Use what you have learnt about habitats to try to set up a home for some of the animals.

Get some ideas, watch the video of other children building an animal home. https://www.youtube.com/watch?v=R5cHSeXfMWA
Was anyone lucky enough to see any snow? Did you spot any tracks?

Let's focus on feelings and emotions.
How do you think the Gruffalo's child felt at home in the cave at the beginning if the story? How do you think he felt when he saw the Big Bad Mouse? Do you think he felt differently when he got home to his cave?
Can you make different facial expressions? Send me a photo! Or you could draw a picture of the Gruffalo's Child's face to show how they feel.
What words does your child use to label emotions? Scribe them on to their picture to record their voice.
How would you describe the weather in the story? What's the weather like outside where you are?

Visual Discrimination
If it snows, see if you can spot any tracks in the snow. Send me a photo of what you find. Can you guess who made them and where do they go?
If you don't see any snow, draw a map to the Gruffalo's cave with the different animal tracks in the snow.

Discuss the different animals that live in each location, perhaps you could go for a walk and look out for places animals may live. Talk about the different locations that are described in the book, i.e. the deep dark wood, underground house and treetop house, What was it like? How did they feel?
The Gruffalo | Kids Yoga Kids
Sound discrimination
Listening is an active skill that requires a great deal of effort and practice. Try and guess what you can hear from the Gruffalo story.

Listen to The Gruffalo Song in Makaton. Julia Donaldson, her husband Malcolm, and special guest perform The Gruffalo Song with Makaton signs.

- Look at the animals hiding in the illustrations. Think about what camouflage means and why animals might need to hide themselves. Draw an illustration of the Big Bad Mouse, based on the Gruffalo's description.
- Listen to the rhyming words in the story. Can you find other words that rhyme with these?
- Try to make some shadows using a bright light.
Read Write Inc.
Understanding phonics parent videos.

Free RWI Phonics lessons at home during school closures. From Tuesday 5th January 2021, we will restart our free lessons on YouTube for children to watch at home.
One lesson at each level will show at 9.30 am each day and be available for 24 hours.
Set 1 Speed Sounds, Word Time and Spelling: for children in Nursery.
Watch the video lesson and complete the math's activity
Nursery Home Learning Objectives

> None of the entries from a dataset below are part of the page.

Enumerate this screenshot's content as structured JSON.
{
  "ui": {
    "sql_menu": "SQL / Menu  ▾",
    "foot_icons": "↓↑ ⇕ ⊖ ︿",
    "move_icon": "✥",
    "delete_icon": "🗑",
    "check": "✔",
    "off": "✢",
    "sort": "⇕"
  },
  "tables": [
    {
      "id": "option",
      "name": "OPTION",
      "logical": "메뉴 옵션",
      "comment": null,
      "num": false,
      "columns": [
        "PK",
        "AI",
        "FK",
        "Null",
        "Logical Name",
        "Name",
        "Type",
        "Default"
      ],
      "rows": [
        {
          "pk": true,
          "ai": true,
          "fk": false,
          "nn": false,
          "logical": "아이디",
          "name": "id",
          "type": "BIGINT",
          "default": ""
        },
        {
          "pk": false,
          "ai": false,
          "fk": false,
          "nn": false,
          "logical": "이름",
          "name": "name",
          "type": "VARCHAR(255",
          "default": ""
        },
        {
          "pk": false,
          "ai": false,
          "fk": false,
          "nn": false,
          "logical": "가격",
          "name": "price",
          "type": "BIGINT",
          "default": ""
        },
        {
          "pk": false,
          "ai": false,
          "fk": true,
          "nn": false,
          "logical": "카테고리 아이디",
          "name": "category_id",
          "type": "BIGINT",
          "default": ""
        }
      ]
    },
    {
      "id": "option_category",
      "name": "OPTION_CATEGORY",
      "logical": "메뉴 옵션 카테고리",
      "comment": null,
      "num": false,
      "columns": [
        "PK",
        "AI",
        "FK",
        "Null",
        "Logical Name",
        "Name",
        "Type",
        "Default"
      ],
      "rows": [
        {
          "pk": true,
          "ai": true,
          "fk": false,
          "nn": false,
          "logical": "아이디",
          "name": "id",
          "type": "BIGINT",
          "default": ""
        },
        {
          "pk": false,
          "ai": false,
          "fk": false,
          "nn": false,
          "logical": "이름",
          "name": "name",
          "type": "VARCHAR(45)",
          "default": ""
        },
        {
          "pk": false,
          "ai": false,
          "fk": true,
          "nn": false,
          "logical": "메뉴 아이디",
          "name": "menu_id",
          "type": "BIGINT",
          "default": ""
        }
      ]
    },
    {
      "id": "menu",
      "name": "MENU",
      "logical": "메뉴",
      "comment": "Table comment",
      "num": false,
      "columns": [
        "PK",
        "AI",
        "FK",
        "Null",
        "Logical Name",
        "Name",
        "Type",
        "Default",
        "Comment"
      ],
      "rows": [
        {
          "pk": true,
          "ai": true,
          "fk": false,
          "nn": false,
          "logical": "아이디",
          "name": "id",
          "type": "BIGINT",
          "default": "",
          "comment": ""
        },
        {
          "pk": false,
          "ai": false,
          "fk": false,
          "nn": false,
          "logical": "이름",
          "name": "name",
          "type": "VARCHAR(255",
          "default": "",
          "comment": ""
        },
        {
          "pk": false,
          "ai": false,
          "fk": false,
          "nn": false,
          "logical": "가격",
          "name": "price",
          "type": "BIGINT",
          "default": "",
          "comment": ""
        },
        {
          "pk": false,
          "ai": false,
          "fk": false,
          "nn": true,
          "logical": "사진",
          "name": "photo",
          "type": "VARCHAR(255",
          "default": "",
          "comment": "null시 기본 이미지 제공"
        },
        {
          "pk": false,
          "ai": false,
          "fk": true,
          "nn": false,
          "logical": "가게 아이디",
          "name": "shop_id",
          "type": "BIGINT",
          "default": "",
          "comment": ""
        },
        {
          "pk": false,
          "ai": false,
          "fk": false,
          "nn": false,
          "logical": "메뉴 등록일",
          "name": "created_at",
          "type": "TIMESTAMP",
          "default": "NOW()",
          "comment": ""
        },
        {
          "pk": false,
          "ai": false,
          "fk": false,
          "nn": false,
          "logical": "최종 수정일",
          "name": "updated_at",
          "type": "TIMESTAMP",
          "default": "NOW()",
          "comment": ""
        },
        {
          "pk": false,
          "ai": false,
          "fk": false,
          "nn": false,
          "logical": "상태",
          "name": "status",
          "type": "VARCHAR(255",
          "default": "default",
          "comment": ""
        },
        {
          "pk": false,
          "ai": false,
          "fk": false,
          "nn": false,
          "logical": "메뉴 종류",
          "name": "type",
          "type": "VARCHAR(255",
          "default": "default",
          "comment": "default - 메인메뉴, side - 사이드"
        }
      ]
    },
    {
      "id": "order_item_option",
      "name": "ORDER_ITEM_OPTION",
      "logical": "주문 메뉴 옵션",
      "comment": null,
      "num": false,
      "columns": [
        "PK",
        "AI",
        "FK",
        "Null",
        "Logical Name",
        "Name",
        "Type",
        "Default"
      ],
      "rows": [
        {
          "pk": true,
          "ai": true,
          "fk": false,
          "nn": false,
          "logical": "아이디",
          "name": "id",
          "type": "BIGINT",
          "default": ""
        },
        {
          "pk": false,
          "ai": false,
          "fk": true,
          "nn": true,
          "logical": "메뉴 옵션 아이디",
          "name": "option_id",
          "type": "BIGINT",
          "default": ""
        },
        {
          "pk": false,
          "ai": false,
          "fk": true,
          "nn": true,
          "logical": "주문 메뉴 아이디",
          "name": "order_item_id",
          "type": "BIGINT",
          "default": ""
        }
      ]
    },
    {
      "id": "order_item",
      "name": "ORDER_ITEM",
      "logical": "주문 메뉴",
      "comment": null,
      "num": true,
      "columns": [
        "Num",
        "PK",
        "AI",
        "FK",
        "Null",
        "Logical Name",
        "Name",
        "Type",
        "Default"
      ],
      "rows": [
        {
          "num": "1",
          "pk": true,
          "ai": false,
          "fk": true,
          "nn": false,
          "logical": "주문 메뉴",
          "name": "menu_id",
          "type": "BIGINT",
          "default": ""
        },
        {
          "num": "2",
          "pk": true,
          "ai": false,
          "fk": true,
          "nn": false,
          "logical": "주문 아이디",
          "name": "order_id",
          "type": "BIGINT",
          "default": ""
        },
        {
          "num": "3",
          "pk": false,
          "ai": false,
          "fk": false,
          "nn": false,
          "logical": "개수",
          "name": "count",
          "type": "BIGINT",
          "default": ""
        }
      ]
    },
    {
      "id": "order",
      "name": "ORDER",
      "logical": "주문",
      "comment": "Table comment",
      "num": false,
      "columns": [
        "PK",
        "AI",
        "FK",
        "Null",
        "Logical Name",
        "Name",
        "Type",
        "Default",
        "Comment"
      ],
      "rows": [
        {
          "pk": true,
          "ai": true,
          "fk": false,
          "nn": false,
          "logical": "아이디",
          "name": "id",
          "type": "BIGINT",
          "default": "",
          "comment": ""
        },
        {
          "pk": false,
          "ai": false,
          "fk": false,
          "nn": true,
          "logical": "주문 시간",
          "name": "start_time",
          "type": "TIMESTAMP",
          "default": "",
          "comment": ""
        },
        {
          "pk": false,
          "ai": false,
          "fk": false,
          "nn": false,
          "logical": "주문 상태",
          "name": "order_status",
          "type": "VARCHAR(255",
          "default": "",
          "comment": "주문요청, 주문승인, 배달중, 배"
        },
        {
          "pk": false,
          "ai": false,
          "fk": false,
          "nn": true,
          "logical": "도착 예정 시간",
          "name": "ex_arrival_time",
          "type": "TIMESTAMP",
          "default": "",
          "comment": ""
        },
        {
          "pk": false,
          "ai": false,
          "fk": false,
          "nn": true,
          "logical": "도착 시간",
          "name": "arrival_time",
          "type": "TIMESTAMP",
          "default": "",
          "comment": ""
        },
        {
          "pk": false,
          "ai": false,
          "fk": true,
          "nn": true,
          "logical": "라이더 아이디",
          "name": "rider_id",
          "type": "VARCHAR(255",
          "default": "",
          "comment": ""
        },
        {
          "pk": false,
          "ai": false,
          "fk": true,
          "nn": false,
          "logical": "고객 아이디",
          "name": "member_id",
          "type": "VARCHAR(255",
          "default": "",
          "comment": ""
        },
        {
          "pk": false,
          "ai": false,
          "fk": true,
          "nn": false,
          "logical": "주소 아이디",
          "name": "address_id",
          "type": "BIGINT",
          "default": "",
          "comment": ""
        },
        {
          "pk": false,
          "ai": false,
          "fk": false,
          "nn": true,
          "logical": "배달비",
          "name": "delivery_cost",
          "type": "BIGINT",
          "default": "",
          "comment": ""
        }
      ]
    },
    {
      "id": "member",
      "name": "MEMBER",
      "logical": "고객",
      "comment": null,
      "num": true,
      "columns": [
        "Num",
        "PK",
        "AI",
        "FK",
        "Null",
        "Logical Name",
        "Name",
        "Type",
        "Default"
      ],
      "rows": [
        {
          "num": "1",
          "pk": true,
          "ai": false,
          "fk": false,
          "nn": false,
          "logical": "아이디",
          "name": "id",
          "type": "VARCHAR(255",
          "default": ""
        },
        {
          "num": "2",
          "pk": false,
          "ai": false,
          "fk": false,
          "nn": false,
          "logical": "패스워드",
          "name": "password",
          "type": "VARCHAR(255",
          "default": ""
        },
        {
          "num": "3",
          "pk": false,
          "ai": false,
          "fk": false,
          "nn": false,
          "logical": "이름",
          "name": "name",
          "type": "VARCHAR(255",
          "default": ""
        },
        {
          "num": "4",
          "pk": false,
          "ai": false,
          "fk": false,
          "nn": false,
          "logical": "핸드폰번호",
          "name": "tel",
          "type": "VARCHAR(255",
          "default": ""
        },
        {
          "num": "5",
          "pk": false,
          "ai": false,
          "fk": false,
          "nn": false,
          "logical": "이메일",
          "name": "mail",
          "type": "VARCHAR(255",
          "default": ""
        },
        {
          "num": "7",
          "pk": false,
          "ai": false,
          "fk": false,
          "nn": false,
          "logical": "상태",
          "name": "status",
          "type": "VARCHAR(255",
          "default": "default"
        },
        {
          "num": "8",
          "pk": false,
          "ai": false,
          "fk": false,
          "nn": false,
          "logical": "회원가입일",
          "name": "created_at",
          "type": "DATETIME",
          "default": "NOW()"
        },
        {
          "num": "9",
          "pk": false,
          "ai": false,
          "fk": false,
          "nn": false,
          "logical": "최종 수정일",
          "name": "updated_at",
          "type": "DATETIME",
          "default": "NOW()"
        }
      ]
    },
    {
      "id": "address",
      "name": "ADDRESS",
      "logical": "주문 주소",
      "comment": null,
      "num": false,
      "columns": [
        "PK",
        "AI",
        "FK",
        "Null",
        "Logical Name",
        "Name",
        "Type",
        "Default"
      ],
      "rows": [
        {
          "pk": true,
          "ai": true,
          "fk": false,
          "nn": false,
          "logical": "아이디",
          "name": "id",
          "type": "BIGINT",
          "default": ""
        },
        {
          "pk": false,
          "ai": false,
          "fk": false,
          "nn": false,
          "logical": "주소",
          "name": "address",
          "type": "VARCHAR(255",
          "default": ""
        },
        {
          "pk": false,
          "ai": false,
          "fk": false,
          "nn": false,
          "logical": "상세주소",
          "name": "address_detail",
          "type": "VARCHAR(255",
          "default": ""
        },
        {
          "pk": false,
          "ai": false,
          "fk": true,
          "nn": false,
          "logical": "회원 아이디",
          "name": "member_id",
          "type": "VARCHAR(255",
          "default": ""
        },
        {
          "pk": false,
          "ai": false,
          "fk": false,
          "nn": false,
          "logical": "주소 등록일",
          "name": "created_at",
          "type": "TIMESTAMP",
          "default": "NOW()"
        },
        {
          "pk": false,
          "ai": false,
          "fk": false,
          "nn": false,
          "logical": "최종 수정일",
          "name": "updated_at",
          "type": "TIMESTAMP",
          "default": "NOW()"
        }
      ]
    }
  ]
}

Home Learning for Nursery children covers all areas of the Foundation Stage Curriculum and incorporates both indoor and outdoor activities to replicate as best as possible what your child would be doing in the Nursery setting. It will be a little different from the other year groups in the form of weekly activities and stories, although daily tasks will remain the same which can be performed every day.

Daily Tasks
Please encourage your child with the following:-
* Continue the routine of washing hands with soap and water.
* Continue to practise putting on and zipping up own coat.
* Practise dressing and undressing independently.
* Share a story with a grown-up.
* Begin to be responsible for own things and share and take turns with others.
* Continue to practise counting sets of objects and putting out given amounts.
* Begin to trace/copy own name.

During the Spring first half term the focus will be on:-
To enjoy being responsible for carrying out a simple task independently.
To listen to a story with increasing attention and recall.
To begin to use more complex sentences to link thoughts (eg using and, because).
To begin to understand 'why' and 'how' questions.
To hold a pencil near the point between the first two fingers and thumb and use it with good control.
To continue to independently use the toilet/wash our hands/blow our nose.
Continue Phonics Phase 1 - Rhythm and Rhyme/Alliteration/Voice sounds/Oral blending and Segmenting.
Continue Number - Counting sets of objects accurately/putting out a given number of objects/using mathematical vocabulary eg more/less/same/representing numbers in different ways eg drawing dots, lines, showing a number.